Corruption, child molestations and coverups within the Catholic Church are far too familiar these days. Whenever a new case arises, no matter where in the world, our hearts break a little once again and we become consumed with questions many fear to ask: How many more? How much longer can this go on? How can they keep getting away with this?
Back in 2001, The Boston Globe’s Spotlight investigative team are assigned the story of a pedophile priest and the lawyer that claims the Archbishop of Boston has known about him for years and done nothing to stop it. Following this story all the way down the rabbit hole, this team of four journalists (Michael Keaton, Mark Ruffalo, Rachel McAdams and Brian d’Arcy James) uncover an endemic pattern among Catholic priests that produces a laundry list of perpetrators in Boston alone, and the Archdiocese that covered it up. Boston is a majority Catholic city. The church controls everything, so taking them on is not only extremely difficult but dangerous. The Spotlight team put their lives, careers, families and faith at risk to reveal to the world the painful yet necessary truth.
SWITCH: 'SPOTLIGHT' TRAILER

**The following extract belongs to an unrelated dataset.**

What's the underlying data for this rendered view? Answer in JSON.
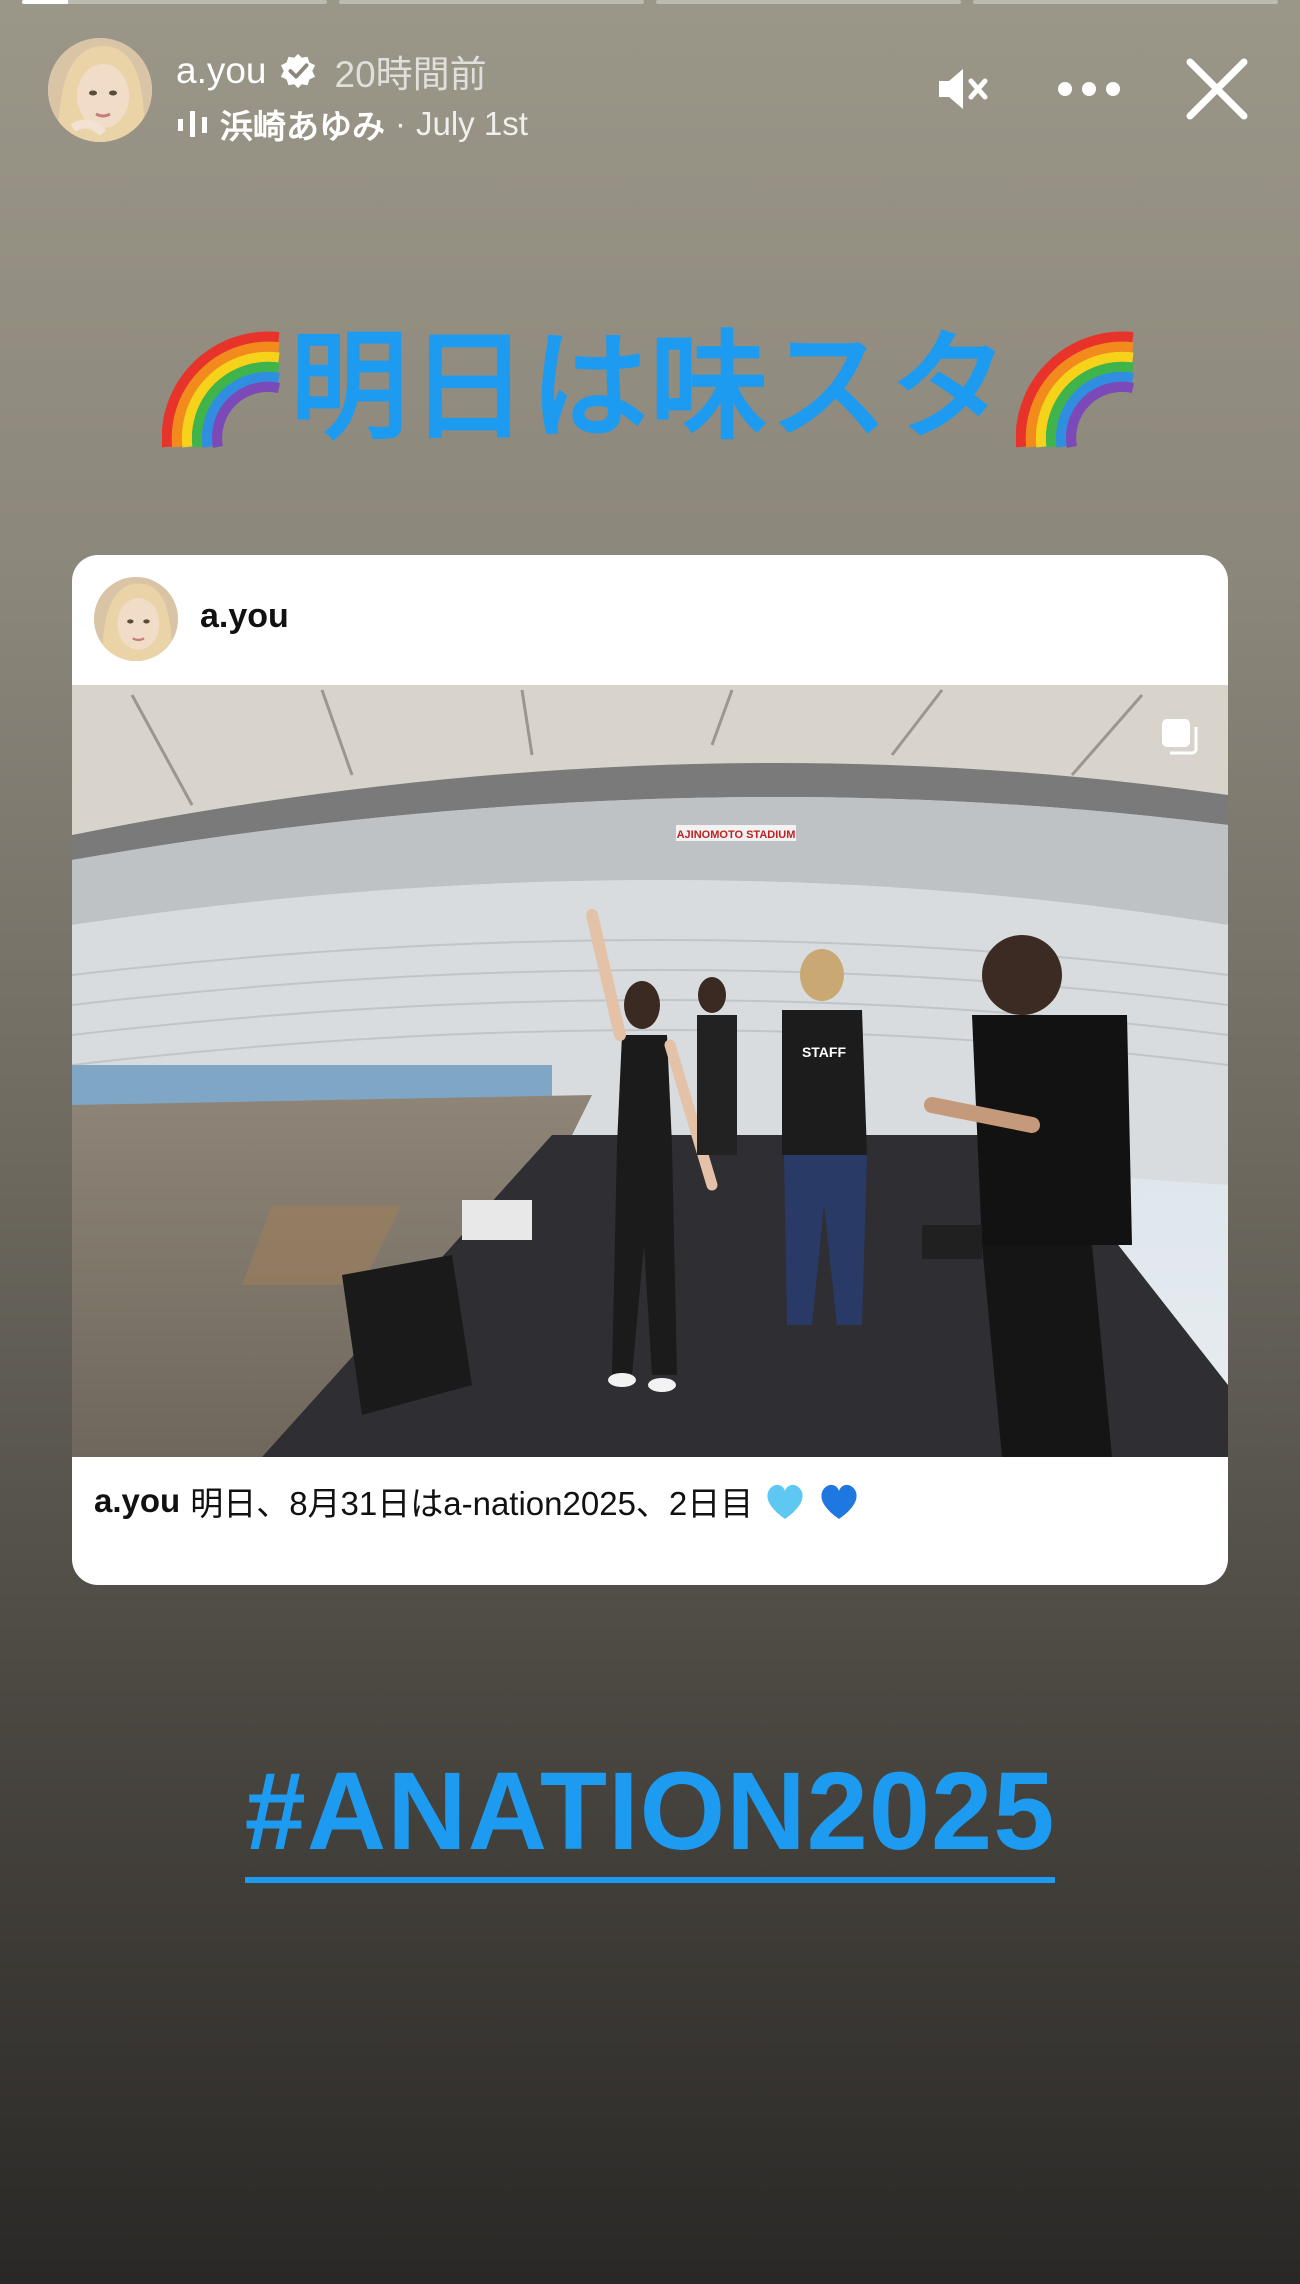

The Boston Globe and Spotlight took on the biggest and most powerful church in the world and won. What their reporting did shook the world to its core and finally brought to light something the church had buried for decades. This is not an easy story to tell, let alone an easy story to witness. In reality, this story took 12 months to crack, while on film it takes just 128 minutes; there’s a lot to cover and not a lot of time in which to do it. Characters, story lines and other elements are clearly left on the cutting room floor or out of the script completely, which is why it bothered me so much that the film opens a lot of doors that they don’t walk through. Too many questions are asked, and characters are introduced that never go further than an introduction. At the conclusion of the film there are just too many loose threads that leave me baffled as to why they were ever pulled. We’re also told over and over the power and enormity of the Catholic church and how taking them on will produce consequences. We are told this, but never shown this. Save for a mildly intimidating conversation that falls on the deaf ears of its tenacious characters, "the big bad" has no real presence throughout the film, rather remaining an idea.
This is not an easy story to tell, let alone an easy story to witness.
Despite suffering from "too much versus too little" information syndrome, the film’s faults never lie within its cast. The four lead investigators are supported by Stanley Tucci, John Slattery, Liev Schreiber and Billy Crudup. 'Spotlight' is filled with quiet moments of the journalists involved meticulously pouring over church directories and statements highlighting their all-consuming work, its loneliness and the secrecy surrounding the investigation.
As the title suggests, this is a film about the victims, the impact on the faithful, the Spotlight team and the emotional, moral and professional complications derived from their investigation, rather than a raging anti-Catholic church exposé. Engrossing to its last breath, the film’s final slap to the soul comes when it reels off the list of implicated cities across the globe as a result of their story. It goes on for pages. The Spotlight story is an important story to tell, affecting every city and everyone regardless of faith.